The second reason for a slight tediousness here is that the story, at least at the beginning, feels a bit made up as it goes along.  The action sequences and look of the film tend to overpower character and clarity of plot, so that even if the set pieces are pretty neat, a little energy seeps out when one scene doesn’t clearly lead to the other.  In fact, one almost gets the idea that the writers were given a group of locations (wonderful, amazing, startling to the eye and other senses locations—a skyscraper overpowered by electronic billboards; an isolated pagoda styled casino that feels like it’s floating in air and is lit by a million candles; an abandoned building on a deserted island with an Ozymandias statue in its courtyard; Winston Churchill’s bunker sans cigars), and told to create a story around it.   One has to give them credit for doing as well as they did (though one could wish for a bit more wit) and as the story goes along and once Bardem’s fey villain is introduced, the story gets tighter and tighter and marking time is replaced by true excitement.

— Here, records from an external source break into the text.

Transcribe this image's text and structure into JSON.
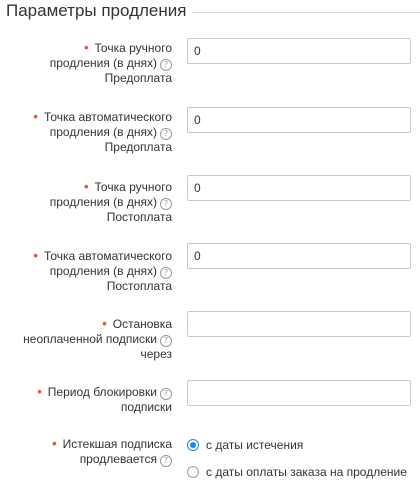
{
  "section": {
    "title": "Параметры продления"
  },
  "fields": [
    {
      "lines": [
        "Точка ручного",
        "продления (в днях)",
        "Предоплата"
      ],
      "value": "0"
    },
    {
      "lines": [
        "Точка автоматического",
        "продления (в днях)",
        "Предоплата"
      ],
      "value": "0"
    },
    {
      "lines": [
        "Точка ручного",
        "продления (в днях)",
        "Постоплата"
      ],
      "value": "0"
    },
    {
      "lines": [
        "Точка автоматического",
        "продления (в днях)",
        "Постоплата"
      ],
      "value": "0"
    },
    {
      "lines": [
        "Остановка",
        "неоплаченной подписки",
        "через"
      ],
      "value": ""
    },
    {
      "lines": [
        "Период блокировки",
        "подписки"
      ],
      "value": ""
    }
  ],
  "expired": {
    "lines": [
      "Истекшая подписка",
      "продлевается"
    ],
    "options": [
      "с даты истечения",
      "с даты оплаты заказа на продление"
    ],
    "selected_index": 0
  },
  "help_icon": "question-circle-icon",
  "colors": {
    "required": "#e8553d",
    "radio_selected": "#1e88e5"
  }
}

The ending is a bit of a mixed message.  The old ways of hunting rifles and primitive knives win the day over the more modern weaponry of hand grenades and choppers (both of the flying and shooting kind).   But the symbol of Britain’s past, a huge, decaying monstrosity of a mansion in the middle of nowhere (or the English countryside as it’s more commonly known), is reduced to rubble.   So out with the old and in with the…old?


Because the final scenes say it all.  The gay man dies; the women are removed from their places of greatest skill (an expert female marksman is reduced to being a, wait for it…secretary—but, hey, even if she can’t type, at least she has a great figure for the men to ogle over); all racial minorities have been put in their place; and a typical father figure, as reserved, white and straight as 007 himself, takes over…all as the Founding Fathers intended, if the Founding Fathers had founded England, which they didn’t, but the principle’s the same.


Let the eye rolling commence.